This bezel setting melted in two placed. The limitations of our shop required us to use two torches to heat the large silver setting enough for the solder to flow (technically, it’s “brazing” instead of soldering). There was a learning curve to getting two torches to work in concert.  Both of these pieces will be scrapped and recycled.



For the legacy medallion we wanted to swords to be boldly visible, planning on gilding the silver with gold. We sought the assistance of Master Danr to learn about etching the metal to make champlevé. From there, Master Viði and Lord Oswald succeeded with electro-etching in ferric nitrate. Master Geoffrey, The Honorable Lord Robin, Lord Oswald, and Dame Marwen developed the design for etching. Dame Marwen cut resists from vinyl which we applied to the fine silver so only parts of the silver would be removed.



The last step was plating the sterling silver pieces in 14 karat gold. We employed an alchemist, The Honorable Lady Thuri, who is a goldsmith by trade and owner of Whiplash Designs. While the period method of gilding is reportedly quite easy, it involves burning mercury and releasing heavy metals into the environment.

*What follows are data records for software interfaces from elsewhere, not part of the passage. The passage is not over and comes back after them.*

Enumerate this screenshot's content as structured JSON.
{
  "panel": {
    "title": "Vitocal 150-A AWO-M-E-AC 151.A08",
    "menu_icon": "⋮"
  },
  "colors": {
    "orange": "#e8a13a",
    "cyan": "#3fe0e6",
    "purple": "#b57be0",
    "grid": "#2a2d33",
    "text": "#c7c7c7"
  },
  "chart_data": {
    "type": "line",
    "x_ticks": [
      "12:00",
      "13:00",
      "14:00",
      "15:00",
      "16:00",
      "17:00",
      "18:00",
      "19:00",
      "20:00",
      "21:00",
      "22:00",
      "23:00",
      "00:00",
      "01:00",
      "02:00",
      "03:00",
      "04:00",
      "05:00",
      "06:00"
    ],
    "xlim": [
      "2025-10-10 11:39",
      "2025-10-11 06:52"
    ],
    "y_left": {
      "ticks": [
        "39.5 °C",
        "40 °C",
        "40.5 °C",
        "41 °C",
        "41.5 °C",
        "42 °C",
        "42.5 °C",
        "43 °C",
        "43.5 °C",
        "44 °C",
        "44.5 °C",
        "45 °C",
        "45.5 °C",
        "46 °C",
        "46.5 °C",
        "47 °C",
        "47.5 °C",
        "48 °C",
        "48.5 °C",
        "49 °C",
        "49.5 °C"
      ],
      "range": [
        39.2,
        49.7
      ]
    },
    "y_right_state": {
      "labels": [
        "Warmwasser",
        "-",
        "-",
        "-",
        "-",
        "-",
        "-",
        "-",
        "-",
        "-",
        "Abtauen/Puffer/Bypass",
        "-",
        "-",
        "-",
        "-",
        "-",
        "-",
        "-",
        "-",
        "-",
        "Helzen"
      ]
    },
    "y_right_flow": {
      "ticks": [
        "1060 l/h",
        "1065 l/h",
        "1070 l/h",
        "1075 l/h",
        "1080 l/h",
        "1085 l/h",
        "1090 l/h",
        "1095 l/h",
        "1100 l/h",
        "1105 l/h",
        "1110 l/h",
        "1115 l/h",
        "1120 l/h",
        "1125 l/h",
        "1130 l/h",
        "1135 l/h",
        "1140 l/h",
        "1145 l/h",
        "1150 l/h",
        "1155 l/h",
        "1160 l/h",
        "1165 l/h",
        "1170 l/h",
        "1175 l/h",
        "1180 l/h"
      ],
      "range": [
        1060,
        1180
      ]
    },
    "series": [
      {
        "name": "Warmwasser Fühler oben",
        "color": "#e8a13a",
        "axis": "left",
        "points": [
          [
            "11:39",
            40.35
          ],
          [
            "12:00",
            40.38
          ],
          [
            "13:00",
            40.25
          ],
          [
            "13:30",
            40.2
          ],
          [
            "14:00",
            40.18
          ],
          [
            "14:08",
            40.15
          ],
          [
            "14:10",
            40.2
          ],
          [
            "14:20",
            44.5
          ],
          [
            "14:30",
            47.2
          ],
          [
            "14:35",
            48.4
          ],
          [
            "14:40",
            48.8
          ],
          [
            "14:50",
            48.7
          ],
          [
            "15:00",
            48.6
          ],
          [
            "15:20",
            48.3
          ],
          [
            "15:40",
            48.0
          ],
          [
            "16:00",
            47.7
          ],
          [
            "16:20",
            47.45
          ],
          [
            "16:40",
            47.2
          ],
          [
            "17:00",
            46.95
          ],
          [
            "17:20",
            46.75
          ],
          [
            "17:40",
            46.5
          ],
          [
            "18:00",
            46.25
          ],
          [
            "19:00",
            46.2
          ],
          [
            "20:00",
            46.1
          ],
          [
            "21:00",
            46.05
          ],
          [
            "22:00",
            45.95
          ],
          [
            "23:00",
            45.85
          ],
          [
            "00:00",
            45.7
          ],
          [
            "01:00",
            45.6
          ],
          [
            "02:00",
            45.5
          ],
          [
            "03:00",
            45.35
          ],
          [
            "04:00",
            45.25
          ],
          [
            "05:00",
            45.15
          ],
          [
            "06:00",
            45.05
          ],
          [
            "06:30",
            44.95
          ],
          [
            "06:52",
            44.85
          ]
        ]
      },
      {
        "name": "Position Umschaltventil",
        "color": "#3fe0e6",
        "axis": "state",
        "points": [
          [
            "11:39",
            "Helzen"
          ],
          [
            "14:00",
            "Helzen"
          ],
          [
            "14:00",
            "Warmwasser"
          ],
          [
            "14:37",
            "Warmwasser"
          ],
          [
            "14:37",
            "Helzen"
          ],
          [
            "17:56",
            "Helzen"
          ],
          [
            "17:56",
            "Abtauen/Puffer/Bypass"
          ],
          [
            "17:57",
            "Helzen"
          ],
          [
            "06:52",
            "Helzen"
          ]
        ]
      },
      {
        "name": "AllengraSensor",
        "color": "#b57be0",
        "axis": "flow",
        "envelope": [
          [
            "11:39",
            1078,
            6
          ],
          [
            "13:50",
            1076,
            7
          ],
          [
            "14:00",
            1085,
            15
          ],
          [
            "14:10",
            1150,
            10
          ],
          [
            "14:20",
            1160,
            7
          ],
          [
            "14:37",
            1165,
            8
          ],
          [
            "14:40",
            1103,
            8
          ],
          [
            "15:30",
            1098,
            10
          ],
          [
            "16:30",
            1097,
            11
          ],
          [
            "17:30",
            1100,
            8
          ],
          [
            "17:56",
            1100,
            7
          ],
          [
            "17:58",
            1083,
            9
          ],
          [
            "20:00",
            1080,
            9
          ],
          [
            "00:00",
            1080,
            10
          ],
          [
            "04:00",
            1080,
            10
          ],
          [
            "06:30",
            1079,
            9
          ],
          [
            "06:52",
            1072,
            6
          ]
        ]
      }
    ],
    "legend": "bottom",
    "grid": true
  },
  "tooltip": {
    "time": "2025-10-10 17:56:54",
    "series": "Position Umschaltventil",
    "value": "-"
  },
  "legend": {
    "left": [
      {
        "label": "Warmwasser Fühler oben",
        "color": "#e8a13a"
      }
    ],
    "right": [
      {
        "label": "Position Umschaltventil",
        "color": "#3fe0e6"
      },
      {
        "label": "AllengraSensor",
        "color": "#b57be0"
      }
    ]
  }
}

The cloisonné and enamel were made by Baroness Ellen, Dame Marwen, Baroness Gunnora, Baron Richard, Baroness Ainesleah, Baron Robin, Duchess Anne, Baron Geoffrey, Baroness Claire, Baron David, Countess Guenievre, Baroness Amalia, Baroness Ekaterina, Baroness Euriaut, Lady Aneka, Lord Oswald, Sayyeda al-Kaslaania.

In addition to the people already named, the following individuals supplied moral, technical, spiritual, and financial support. Lord Malcolm, young Zane Malcolmson, young Garrett Malcolmson, Lord Njall, Lord Phillip, Lady Marion, Baroness Cassandra, Master Cadwallon, Baroness Angelina, Baroness Siobhan, Duchess Petranella, Master Danr, The Honorable Lady Thuri, Master Peter, Baroness Ivetta.